Every line below must be reproduced exactly; no pictures are to be included.

Records from a collection:
++++++++++

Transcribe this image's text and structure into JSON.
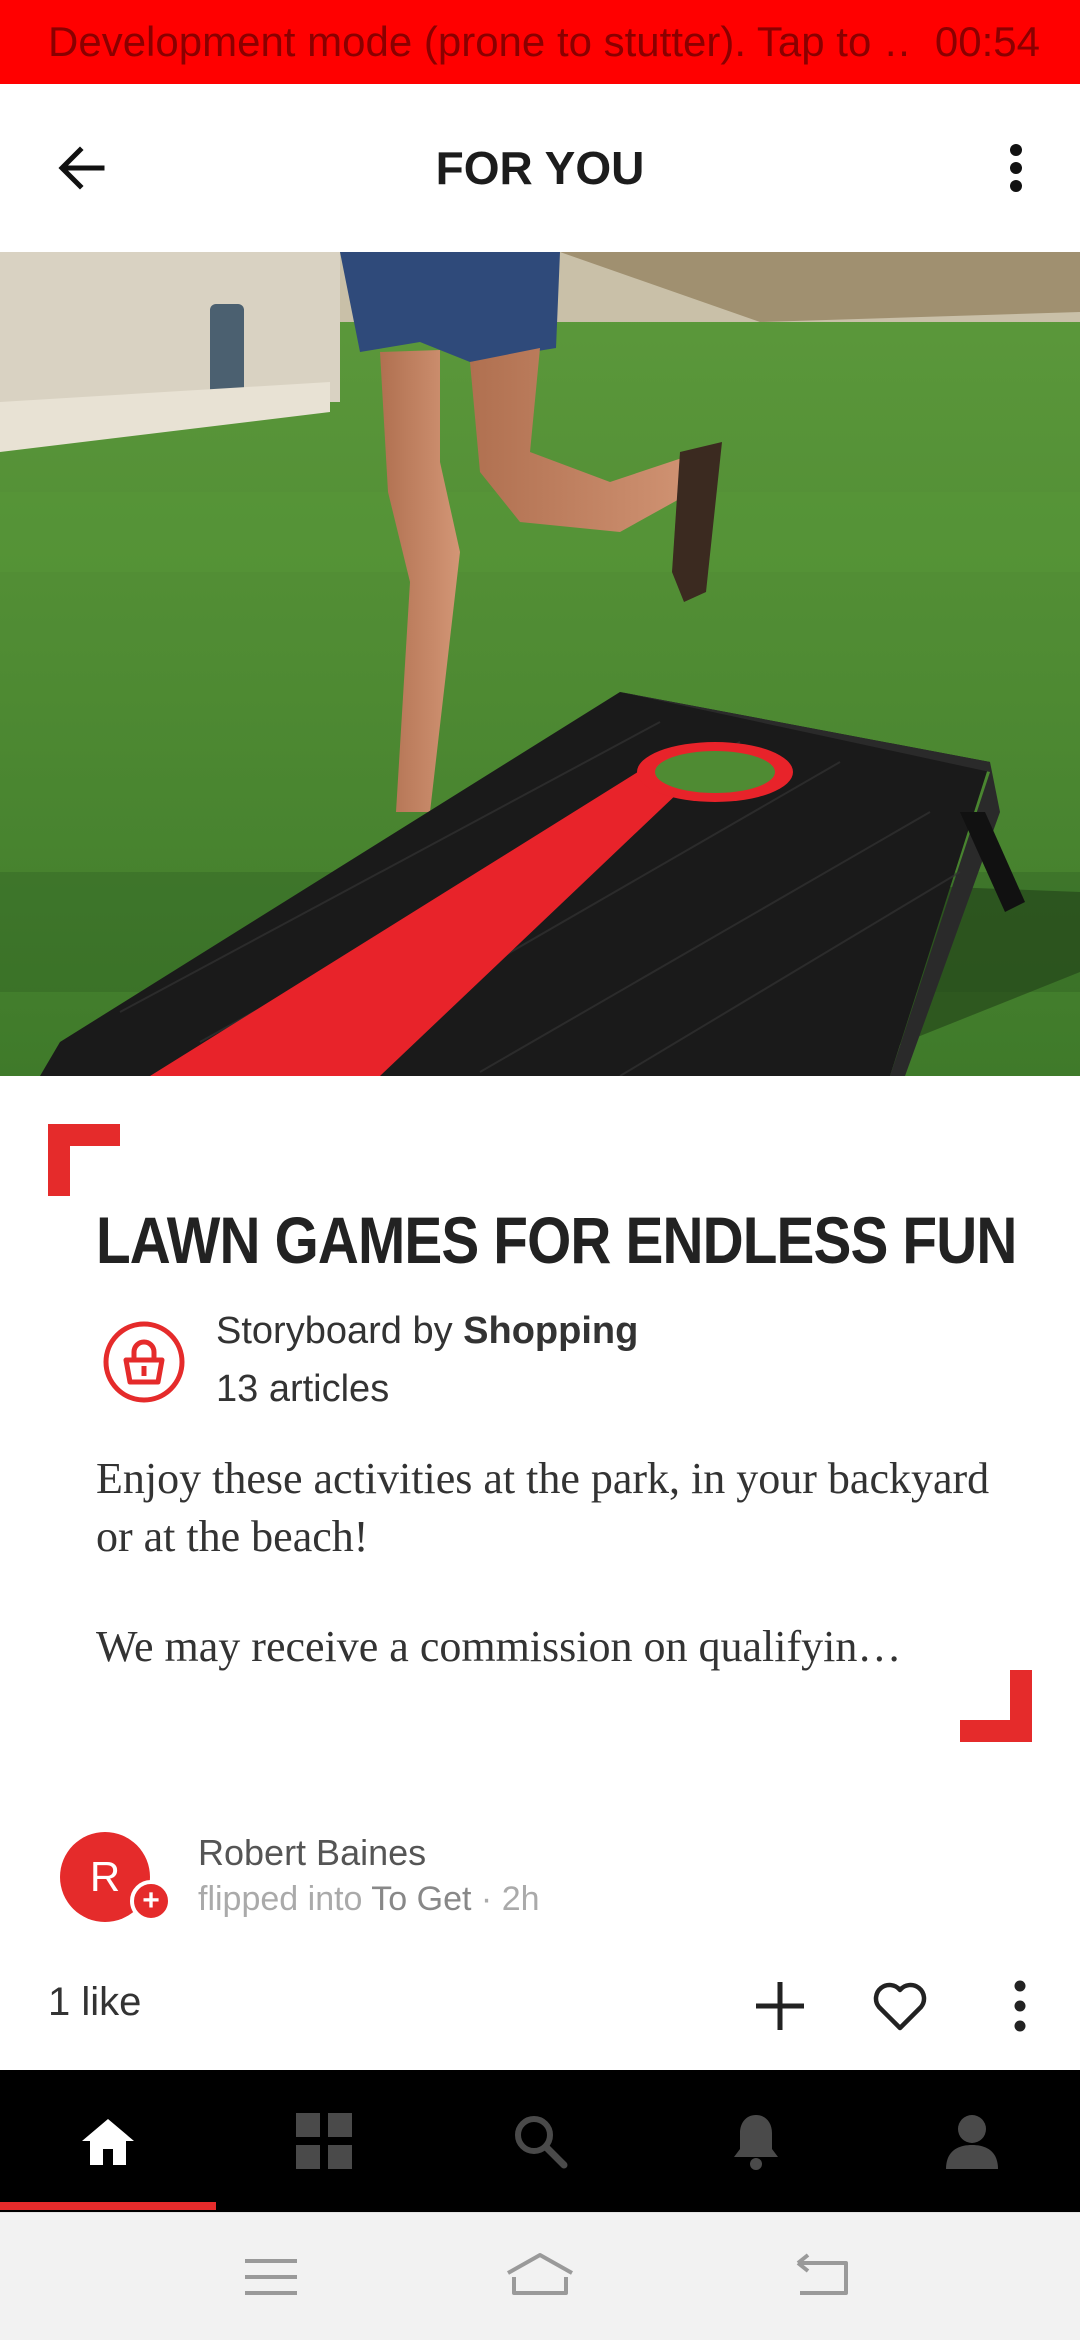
{
  "dev_banner": {
    "text": "Development mode (prone to stutter). Tap to …",
    "time": "00:54"
  },
  "header": {
    "title": "FOR YOU",
    "back_icon": "arrow-left-icon",
    "more_icon": "more-vertical-icon"
  },
  "hero": {
    "image_icon": "cornhole-board-photo"
  },
  "story": {
    "headline": "LAWN GAMES FOR ENDLESS FUN",
    "storyboard_prefix": "Storyboard by ",
    "storyboard_source": "Shopping",
    "article_count": "13 articles",
    "description": "Enjoy these activities at the park, in your backyard or at the beach!",
    "disclaimer": "We may receive a commission on qualifyin…",
    "shopping_icon": "shopping-bag-icon"
  },
  "flip": {
    "avatar_letter": "R",
    "user_name": "Robert Baines",
    "action_text": "flipped into ",
    "magazine": "To Get",
    "separator": " · ",
    "time_ago": "2h"
  },
  "actions": {
    "likes": "1 like",
    "add_icon": "plus-icon",
    "like_icon": "heart-icon",
    "more_icon": "more-vertical-icon"
  },
  "bottom_nav": {
    "items": [
      {
        "icon": "home-icon",
        "active": true
      },
      {
        "icon": "grid-icon",
        "active": false
      },
      {
        "icon": "search-icon",
        "active": false
      },
      {
        "icon": "bell-icon",
        "active": false
      },
      {
        "icon": "profile-icon",
        "active": false
      }
    ]
  },
  "colors": {
    "accent": "#e52b2b",
    "banner": "#ff0000",
    "nav_background": "#000000"
  }
}
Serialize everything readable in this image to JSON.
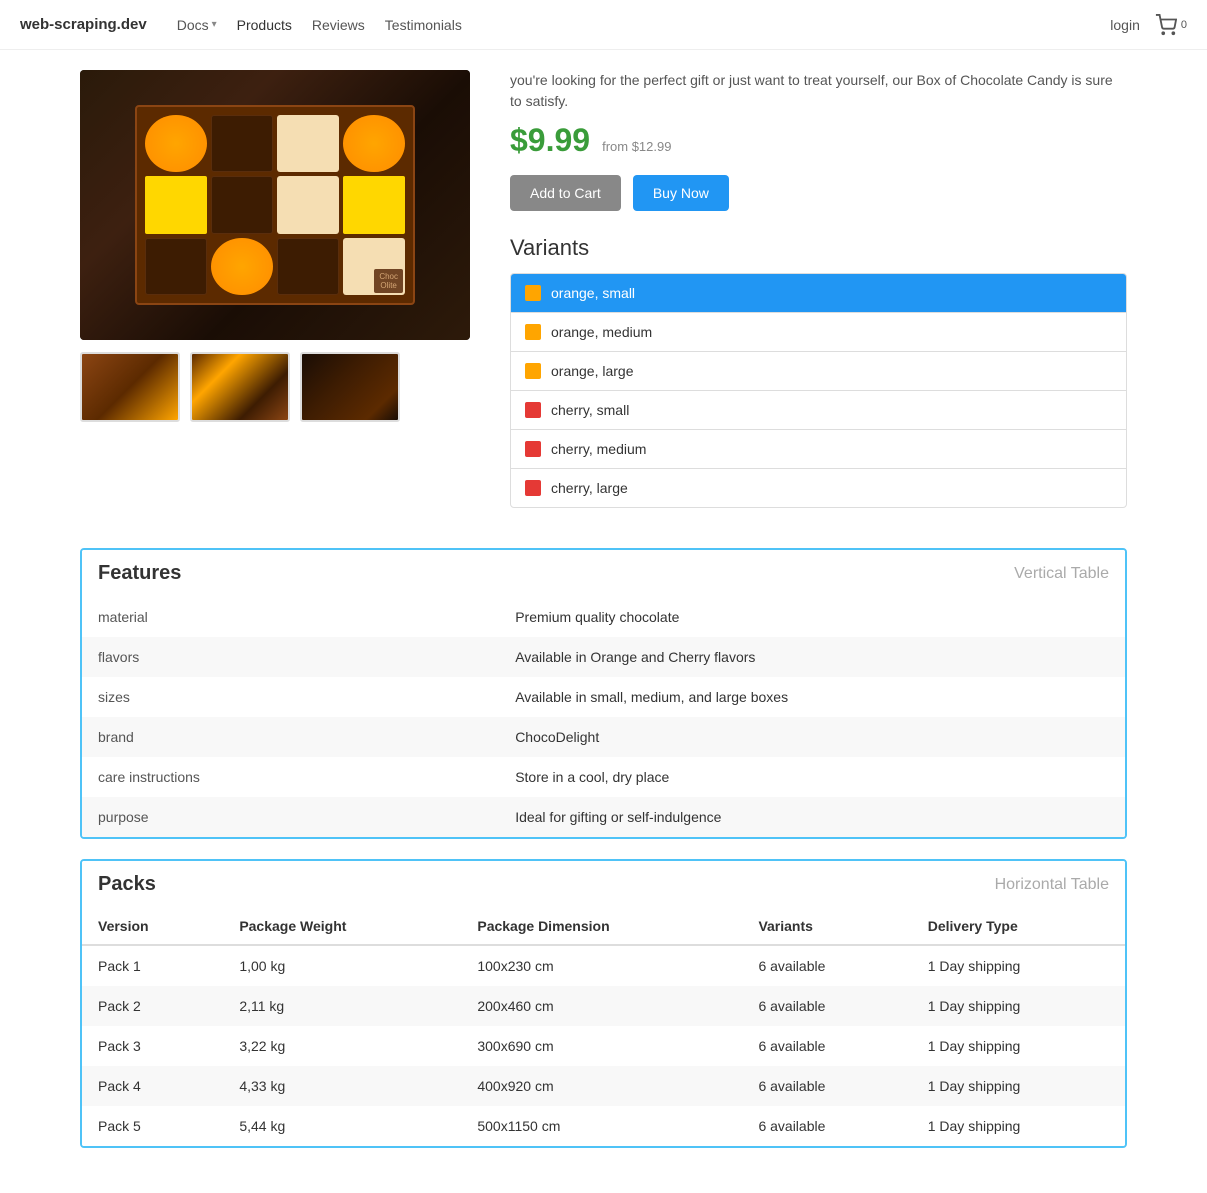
{
  "nav": {
    "brand": "web-scraping.dev",
    "links": [
      {
        "id": "docs",
        "label": "Docs",
        "hasDropdown": true
      },
      {
        "id": "products",
        "label": "Products",
        "active": true
      },
      {
        "id": "reviews",
        "label": "Reviews"
      },
      {
        "id": "testimonials",
        "label": "Testimonials"
      }
    ],
    "login": "login",
    "cart_count": "0"
  },
  "product": {
    "description": "you're looking for the perfect gift or just want to treat yourself, our Box of Chocolate Candy is sure to satisfy.",
    "price": "$9.99",
    "price_from": "from $12.99",
    "btn_add_cart": "Add to Cart",
    "btn_buy_now": "Buy Now"
  },
  "variants": {
    "title": "Variants",
    "items": [
      {
        "id": "orange-small",
        "label": "orange, small",
        "color": "#ffa500",
        "active": true
      },
      {
        "id": "orange-medium",
        "label": "orange, medium",
        "color": "#ffa500",
        "active": false
      },
      {
        "id": "orange-large",
        "label": "orange, large",
        "color": "#ffa500",
        "active": false
      },
      {
        "id": "cherry-small",
        "label": "cherry, small",
        "color": "#e53935",
        "active": false
      },
      {
        "id": "cherry-medium",
        "label": "cherry, medium",
        "color": "#e53935",
        "active": false
      },
      {
        "id": "cherry-large",
        "label": "cherry, large",
        "color": "#e53935",
        "active": false
      }
    ]
  },
  "features": {
    "title": "Features",
    "table_type": "Vertical Table",
    "rows": [
      {
        "key": "material",
        "value": "Premium quality chocolate"
      },
      {
        "key": "flavors",
        "value": "Available in Orange and Cherry flavors"
      },
      {
        "key": "sizes",
        "value": "Available in small, medium, and large boxes"
      },
      {
        "key": "brand",
        "value": "ChocoDelight"
      },
      {
        "key": "care instructions",
        "value": "Store in a cool, dry place"
      },
      {
        "key": "purpose",
        "value": "Ideal for gifting or self-indulgence"
      }
    ]
  },
  "packs": {
    "title": "Packs",
    "table_type": "Horizontal Table",
    "columns": [
      "Version",
      "Package Weight",
      "Package Dimension",
      "Variants",
      "Delivery Type"
    ],
    "rows": [
      {
        "version": "Pack 1",
        "weight": "1,00 kg",
        "dimension": "100x230 cm",
        "variants": "6 available",
        "delivery": "1 Day shipping"
      },
      {
        "version": "Pack 2",
        "weight": "2,11 kg",
        "dimension": "200x460 cm",
        "variants": "6 available",
        "delivery": "1 Day shipping"
      },
      {
        "version": "Pack 3",
        "weight": "3,22 kg",
        "dimension": "300x690 cm",
        "variants": "6 available",
        "delivery": "1 Day shipping"
      },
      {
        "version": "Pack 4",
        "weight": "4,33 kg",
        "dimension": "400x920 cm",
        "variants": "6 available",
        "delivery": "1 Day shipping"
      },
      {
        "version": "Pack 5",
        "weight": "5,44 kg",
        "dimension": "500x1150 cm",
        "variants": "6 available",
        "delivery": "1 Day shipping"
      }
    ]
  }
}
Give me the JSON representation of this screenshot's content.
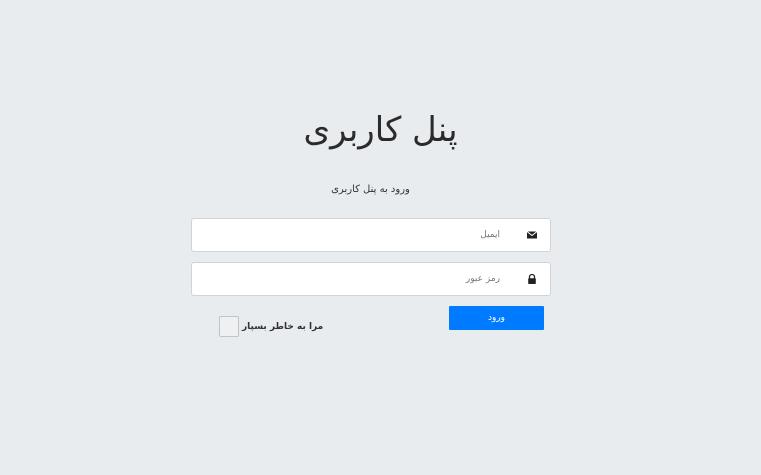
{
  "page": {
    "title": "پنل کاربری",
    "subtitle": "ورود به پنل کاربری"
  },
  "form": {
    "email": {
      "placeholder": "ایمیل",
      "value": "",
      "icon": "envelope-icon"
    },
    "password": {
      "placeholder": "رمز عبور",
      "value": "",
      "icon": "lock-icon"
    },
    "login_label": "ورود",
    "remember_label": "مرا به خاطر بسپار",
    "remember_checked": false
  },
  "colors": {
    "background": "#e9ecef",
    "primary": "#007bff",
    "field_border": "#ced4da"
  }
}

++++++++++

### ANSWER SPACE
Transcribe this image's text and structure into JSON.
{
  "dev_banner": {
    "text": "Development mode (prone to stutter). Tap to …",
    "time": "00:54"
  },
  "header": {
    "title": "FOR YOU",
    "back_icon": "arrow-left-icon",
    "more_icon": "more-vertical-icon"
  },
  "hero": {
    "image_icon": "cornhole-board-photo"
  },
  "story": {
    "headline": "LAWN GAMES FOR ENDLESS FUN",
    "storyboard_prefix": "Storyboard by ",
    "storyboard_source": "Shopping",
    "article_count": "13 articles",
    "description": "Enjoy these activities at the park, in your backyard or at the beach!",
    "disclaimer": "We may receive a commission on qualifyin…",
    "shopping_icon": "shopping-bag-icon"
  },
  "flip": {
    "avatar_letter": "R",
    "user_name": "Robert Baines",
    "action_text": "flipped into ",
    "magazine": "To Get",
    "separator": " · ",
    "time_ago": "2h"
  },
  "actions": {
    "likes": "1 like",
    "add_icon": "plus-icon",
    "like_icon": "heart-icon",
    "more_icon": "more-vertical-icon"
  },
  "bottom_nav": {
    "items": [
      {
        "icon": "home-icon",
        "active": true
      },
      {
        "icon": "grid-icon",
        "active": false
      },
      {
        "icon": "search-icon",
        "active": false
      },
      {
        "icon": "bell-icon",
        "active": false
      },
      {
        "icon": "profile-icon",
        "active": false
      }
    ]
  },
  "colors": {
    "accent": "#e52b2b",
    "banner": "#ff0000",
    "nav_background": "#000000"
  }
}
Serialize everything readable in this image to JSON.
{
  "nav": {
    "brand": "web-scraping.dev",
    "links": [
      {
        "id": "docs",
        "label": "Docs",
        "hasDropdown": true
      },
      {
        "id": "products",
        "label": "Products",
        "active": true
      },
      {
        "id": "reviews",
        "label": "Reviews"
      },
      {
        "id": "testimonials",
        "label": "Testimonials"
      }
    ],
    "login": "login",
    "cart_count": "0"
  },
  "product": {
    "description": "you're looking for the perfect gift or just want to treat yourself, our Box of Chocolate Candy is sure to satisfy.",
    "price": "$9.99",
    "price_from": "from $12.99",
    "btn_add_cart": "Add to Cart",
    "btn_buy_now": "Buy Now"
  },
  "variants": {
    "title": "Variants",
    "items": [
      {
        "id": "orange-small",
        "label": "orange, small",
        "color": "#ffa500",
        "active": true
      },
      {
        "id": "orange-medium",
        "label": "orange, medium",
        "color": "#ffa500",
        "active": false
      },
      {
        "id": "orange-large",
        "label": "orange, large",
        "color": "#ffa500",
        "active": false
      },
      {
        "id": "cherry-small",
        "label": "cherry, small",
        "color": "#e53935",
        "active": false
      },
      {
        "id": "cherry-medium",
        "label": "cherry, medium",
        "color": "#e53935",
        "active": false
      },
      {
        "id": "cherry-large",
        "label": "cherry, large",
        "color": "#e53935",
        "active": false
      }
    ]
  },
  "features": {
    "title": "Features",
    "table_type": "Vertical Table",
    "rows": [
      {
        "key": "material",
        "value": "Premium quality chocolate"
      },
      {
        "key": "flavors",
        "value": "Available in Orange and Cherry flavors"
      },
      {
        "key": "sizes",
        "value": "Available in small, medium, and large boxes"
      },
      {
        "key": "brand",
        "value": "ChocoDelight"
      },
      {
        "key": "care instructions",
        "value": "Store in a cool, dry place"
      },
      {
        "key": "purpose",
        "value": "Ideal for gifting or self-indulgence"
      }
    ]
  },
  "packs": {
    "title": "Packs",
    "table_type": "Horizontal Table",
    "columns": [
      "Version",
      "Package Weight",
      "Package Dimension",
      "Variants",
      "Delivery Type"
    ],
    "rows": [
      {
        "version": "Pack 1",
        "weight": "1,00 kg",
        "dimension": "100x230 cm",
        "variants": "6 available",
        "delivery": "1 Day shipping"
      },
      {
        "version": "Pack 2",
        "weight": "2,11 kg",
        "dimension": "200x460 cm",
        "variants": "6 available",
        "delivery": "1 Day shipping"
      },
      {
        "version": "Pack 3",
        "weight": "3,22 kg",
        "dimension": "300x690 cm",
        "variants": "6 available",
        "delivery": "1 Day shipping"
      },
      {
        "version": "Pack 4",
        "weight": "4,33 kg",
        "dimension": "400x920 cm",
        "variants": "6 available",
        "delivery": "1 Day shipping"
      },
      {
        "version": "Pack 5",
        "weight": "5,44 kg",
        "dimension": "500x1150 cm",
        "variants": "6 available",
        "delivery": "1 Day shipping"
      }
    ]
  }
}
Give me the JSON representation of this screenshot's content.
{
  "page": {
    "title": "پنل کاربری",
    "subtitle": "ورود به پنل کاربری"
  },
  "form": {
    "email": {
      "placeholder": "ایمیل",
      "value": "",
      "icon": "envelope-icon"
    },
    "password": {
      "placeholder": "رمز عبور",
      "value": "",
      "icon": "lock-icon"
    },
    "login_label": "ورود",
    "remember_label": "مرا به خاطر بسپار",
    "remember_checked": false
  },
  "colors": {
    "background": "#e9ecef",
    "primary": "#007bff",
    "field_border": "#ced4da"
  }
}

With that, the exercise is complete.